(Yaka Mein, which can be spelled a multitude of ways and sometimes goes by the alias “Old Sober,” has a fascinating history in the Crescent City. Read more about it at Southern Foodways.)
Louisiana Cookin’: Who taught you how to cook?
Big Freedia: My mom, Vera Louise Mason Ross Johnson, and my aunt. I learned by just watching them in the kitchen over the years. My mom was at home, and I was always in the kitchen wanting to eat. I would do the prep work. So I was prepping meat, cutting chicken, and whatever else she wanted me to do.
LC: What are some of your favorite memories of cooking with your mother?
BF: All of the holidays: Christmas, Thanksgiving, and Easter. Doing all the prep work alongside my family members and just having good times. I remember cooking the night before and waking up at 5 a.m. to check the pot. Every time the holidays come around it brings back memories of what I’d be doing in the kitchen with my mom.
My mom taught me everything I know about cooking. How to do certain things, how to get a certain flavor. She taught me everything.
LC: What are some of your favorite things to cook?

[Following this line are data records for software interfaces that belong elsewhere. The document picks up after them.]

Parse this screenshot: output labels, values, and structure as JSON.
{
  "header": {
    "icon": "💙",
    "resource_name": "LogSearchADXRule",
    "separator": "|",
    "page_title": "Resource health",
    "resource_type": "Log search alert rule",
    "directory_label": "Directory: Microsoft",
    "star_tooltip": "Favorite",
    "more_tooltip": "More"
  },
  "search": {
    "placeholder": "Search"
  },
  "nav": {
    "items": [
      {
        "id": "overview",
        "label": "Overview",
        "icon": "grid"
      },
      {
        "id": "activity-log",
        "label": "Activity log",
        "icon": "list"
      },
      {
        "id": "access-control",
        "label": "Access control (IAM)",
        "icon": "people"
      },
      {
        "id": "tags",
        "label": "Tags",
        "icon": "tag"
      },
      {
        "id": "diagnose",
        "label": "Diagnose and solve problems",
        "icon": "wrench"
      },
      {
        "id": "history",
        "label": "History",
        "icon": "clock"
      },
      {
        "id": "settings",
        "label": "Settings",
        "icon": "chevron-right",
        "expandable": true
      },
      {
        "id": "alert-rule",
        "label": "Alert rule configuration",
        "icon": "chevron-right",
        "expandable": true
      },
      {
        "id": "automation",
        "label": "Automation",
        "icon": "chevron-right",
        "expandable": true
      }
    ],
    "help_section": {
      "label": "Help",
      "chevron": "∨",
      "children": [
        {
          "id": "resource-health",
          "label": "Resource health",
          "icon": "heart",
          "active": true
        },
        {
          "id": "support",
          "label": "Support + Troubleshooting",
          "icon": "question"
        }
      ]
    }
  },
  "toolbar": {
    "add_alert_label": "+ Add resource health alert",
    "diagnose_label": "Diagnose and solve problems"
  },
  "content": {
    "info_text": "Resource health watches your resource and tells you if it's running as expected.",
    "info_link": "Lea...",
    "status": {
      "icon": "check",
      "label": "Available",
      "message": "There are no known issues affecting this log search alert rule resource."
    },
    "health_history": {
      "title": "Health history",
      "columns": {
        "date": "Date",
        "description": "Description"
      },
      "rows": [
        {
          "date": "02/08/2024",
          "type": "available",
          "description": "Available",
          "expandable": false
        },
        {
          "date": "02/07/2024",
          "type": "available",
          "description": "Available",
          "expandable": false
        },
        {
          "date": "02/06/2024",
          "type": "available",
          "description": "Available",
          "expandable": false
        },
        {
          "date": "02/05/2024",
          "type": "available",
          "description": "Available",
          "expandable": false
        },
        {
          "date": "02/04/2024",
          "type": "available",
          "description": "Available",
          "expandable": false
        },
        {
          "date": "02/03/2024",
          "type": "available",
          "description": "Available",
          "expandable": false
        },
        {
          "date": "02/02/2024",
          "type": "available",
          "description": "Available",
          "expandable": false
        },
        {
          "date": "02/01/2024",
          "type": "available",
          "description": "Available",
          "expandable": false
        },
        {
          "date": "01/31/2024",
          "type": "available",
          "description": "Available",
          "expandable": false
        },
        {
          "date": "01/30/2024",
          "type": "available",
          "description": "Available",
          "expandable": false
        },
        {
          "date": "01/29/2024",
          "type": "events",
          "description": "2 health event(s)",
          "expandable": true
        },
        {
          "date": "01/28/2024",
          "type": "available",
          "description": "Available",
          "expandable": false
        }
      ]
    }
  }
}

BF: Fried chicken, fish, cabbage, red beans and rice, and lasagna. I work with vegetables too. I make something called Freedia Cakes—that’s basically the filling of a stuffed bell pepper on top of Texas Toast.
LC: Any tips for making the Yaka Mein?
BF: It’s all about the flavor. It’s about seasoning it correctly. Once you get that and the beef is tender, everything else falls into place. Everybody can dress it to his or her own liking. Once you finish, you can add soy sauce, Sriracha sauce, or hot sauce separately. All of that is optional. You can even substitute (or add) chicken, shrimp, or whatever type of meat you want to use.
LC: You’re on the road a lot touring and filming your Fuse TV show Big Freedia: Queen of Bounce, what’s the first thing you want to eat when you’re back in New Orleans?
BF: Anything that I can only get here. Some good fried chicken from Manchu or a po’boy. It’s whatever I’ve been craving while I’m on the road. Sometimes it’s a certain Chinese spot or a pizza parlor that you can only find here. It’s always different.
LC: Favorite food city you’ve visited?
BF: There’s some pretty good stuff in Los Angeles. Bossa Nova Brazilian Cuisine was great, and there are some really good Mexican spots.
LC: What’s your favorite type of po’boy? Where do you go to get it?
BF: Hot sausage. You can get it just about anywhere in New Orleans, but my favorite is from Cajun Seafood on South Broad Avenue.
LC: When you’re feeding a crowd for a Saints party, what are you making?
BF: Something that can really stretch for a group of people. Probably jambalaya or some dirty rice. Depending on whom I invite, it might be fried chicken or fried fish. I love to do party food like finger sandwiches and spicy meatballs. Another easy meal for a crowd is fish with potato salad and sweet peas.
LC: If a mixologist made a drink called The Big Freedia, what would it be?
BF: Definitely something fruity with vodka. Several bartenders have named drinks after me over the years and they all seem to follow that flavor profile.
Photo courtesy of Aldo Chacon.